In Vivo Imaging of Human Pancreatic Microcirculation and Pancreatic Tissue Injury in Clinical Pancreas Transplantation

Authors

  • Klaus-D. Schaser,

    Corresponding author
    1. Department of Trauma and Reconstructive Surgery and Department of General, Visceral and Transplantation Surgery, Charité, Campus Virchow-Klinikum, Humboldt-Universität zu Berlin, Berlin, Germany
    Search for more papers by this author
  • Gero Puhl,

    1. Department of Trauma and Reconstructive Surgery and Department of General, Visceral and Transplantation Surgery, Charité, Campus Virchow-Klinikum, Humboldt-Universität zu Berlin, Berlin, Germany
    Search for more papers by this author
  • Brigitte Vollmar,

    1. Department of Experimental Surgery, University of Rostock, Rostock, Germany
    Search for more papers by this author
  • Michael D. Menger,

    1. Institute for Clinical and Experimental Surgery, Universität des Saarlandes, Homburg/Saar, Germany
    Search for more papers by this author
  • John F. Stover,

    1. Department of Surgery, Division of Surgical Intensive Care Medicine, University Hospital Zuerich, Zuerich, Switzerland
    Search for more papers by this author
  • Katrin Köhler,

    1. Department of Trauma and Reconstructive Surgery and Department of General, Visceral and Transplantation Surgery, Charité, Campus Virchow-Klinikum, Humboldt-Universität zu Berlin, Berlin, Germany
    Search for more papers by this author
  • Peter Neuhaus,

    1. Department of Trauma and Reconstructive Surgery and Department of General, Visceral and Transplantation Surgery, Charité, Campus Virchow-Klinikum, Humboldt-Universität zu Berlin, Berlin, Germany
    Search for more papers by this author
  • Utz Settmacher

    1. Department of Trauma and Reconstructive Surgery and Department of General, Visceral and Transplantation Surgery, Charité, Campus Virchow-Klinikum, Humboldt-Universität zu Berlin, Berlin, Germany
    Search for more papers by this author

*Corresponding author: Klaus-D. Schaser, klaus-dieter.schaser@charite.de

Abstract

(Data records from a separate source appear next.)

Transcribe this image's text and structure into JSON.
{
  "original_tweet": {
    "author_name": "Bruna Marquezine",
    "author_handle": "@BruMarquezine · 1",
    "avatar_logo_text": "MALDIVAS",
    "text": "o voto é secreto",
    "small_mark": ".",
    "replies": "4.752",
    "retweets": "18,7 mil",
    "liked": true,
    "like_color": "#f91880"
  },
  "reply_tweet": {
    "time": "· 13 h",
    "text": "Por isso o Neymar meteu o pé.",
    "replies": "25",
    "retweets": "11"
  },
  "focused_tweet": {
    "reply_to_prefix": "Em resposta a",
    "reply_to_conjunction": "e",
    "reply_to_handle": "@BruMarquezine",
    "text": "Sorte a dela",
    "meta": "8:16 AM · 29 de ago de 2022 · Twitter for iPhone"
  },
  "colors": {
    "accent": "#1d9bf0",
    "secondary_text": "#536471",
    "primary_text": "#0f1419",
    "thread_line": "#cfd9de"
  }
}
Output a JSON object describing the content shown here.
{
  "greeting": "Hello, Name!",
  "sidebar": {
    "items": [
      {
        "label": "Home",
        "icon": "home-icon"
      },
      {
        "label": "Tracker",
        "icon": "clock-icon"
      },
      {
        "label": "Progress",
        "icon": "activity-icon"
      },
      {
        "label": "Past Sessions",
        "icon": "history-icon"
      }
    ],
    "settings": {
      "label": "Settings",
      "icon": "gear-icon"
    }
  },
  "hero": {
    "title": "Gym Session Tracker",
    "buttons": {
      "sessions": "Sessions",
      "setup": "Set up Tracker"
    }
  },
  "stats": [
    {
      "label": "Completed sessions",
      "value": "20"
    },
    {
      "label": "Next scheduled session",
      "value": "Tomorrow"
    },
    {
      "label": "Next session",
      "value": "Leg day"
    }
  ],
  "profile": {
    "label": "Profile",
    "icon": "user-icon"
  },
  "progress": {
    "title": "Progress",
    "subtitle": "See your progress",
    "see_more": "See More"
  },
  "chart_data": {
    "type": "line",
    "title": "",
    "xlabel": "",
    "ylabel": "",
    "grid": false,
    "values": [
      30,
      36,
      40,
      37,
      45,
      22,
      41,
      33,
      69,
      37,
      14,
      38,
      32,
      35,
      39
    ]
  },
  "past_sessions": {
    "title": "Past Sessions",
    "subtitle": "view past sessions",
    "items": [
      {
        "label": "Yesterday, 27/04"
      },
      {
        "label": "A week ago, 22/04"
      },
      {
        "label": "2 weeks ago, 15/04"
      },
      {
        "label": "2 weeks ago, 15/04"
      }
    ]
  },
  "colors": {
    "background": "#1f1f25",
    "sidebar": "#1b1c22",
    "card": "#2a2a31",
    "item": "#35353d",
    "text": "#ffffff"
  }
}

Pancreatitis remains to be a major complication following clinical pancreas transplantation. We performed orthogonal polarized spectral (OPS) imaging for direct in vivo visualization and quantification of human pancreatic microcirculation in six healthy donors for living donor liver transplantation and 13 patients undergoing simultaneous pancreas-kidney transplantation. We further determined the impact of microvascular dysfunction during early reperfusion on pancreatic graft injury. Exocrine and endocrine pancreatic impairment was determined by analysis of serum lipase, amylase and C-peptide levels. Compared to normal pancreas in liver donors (homogeneous acinar perfusion) functional capillary density (FCD) and capillary red blood flow velocity of reperfused grafts were significantly decreased. Elevated CRP concentrations on day 2 post-transplant and serum lipase and amylase levels determined on days 4–5 significantly correlated with microvascular dysfunction during the first 30 min of graft reperfusion. Post-transplant serum C-peptide also correlated significantly with pancreatic capillary perfusion. OPS imaging allows to intra-operatively assess physiologic pancreatic microcirculation and to determine microcirculatory impairment during early graft reperfusion. This impairment correlated with the manifestation of post-transplant dysfunction of both exocrine and endocrine pancreatic tissue. OPS imaging may be used clinically to determine the efficacy of interventions, aiming at attenuating microcirculatory impairment during the acute post-transplant reperfusion phase.

Ancillary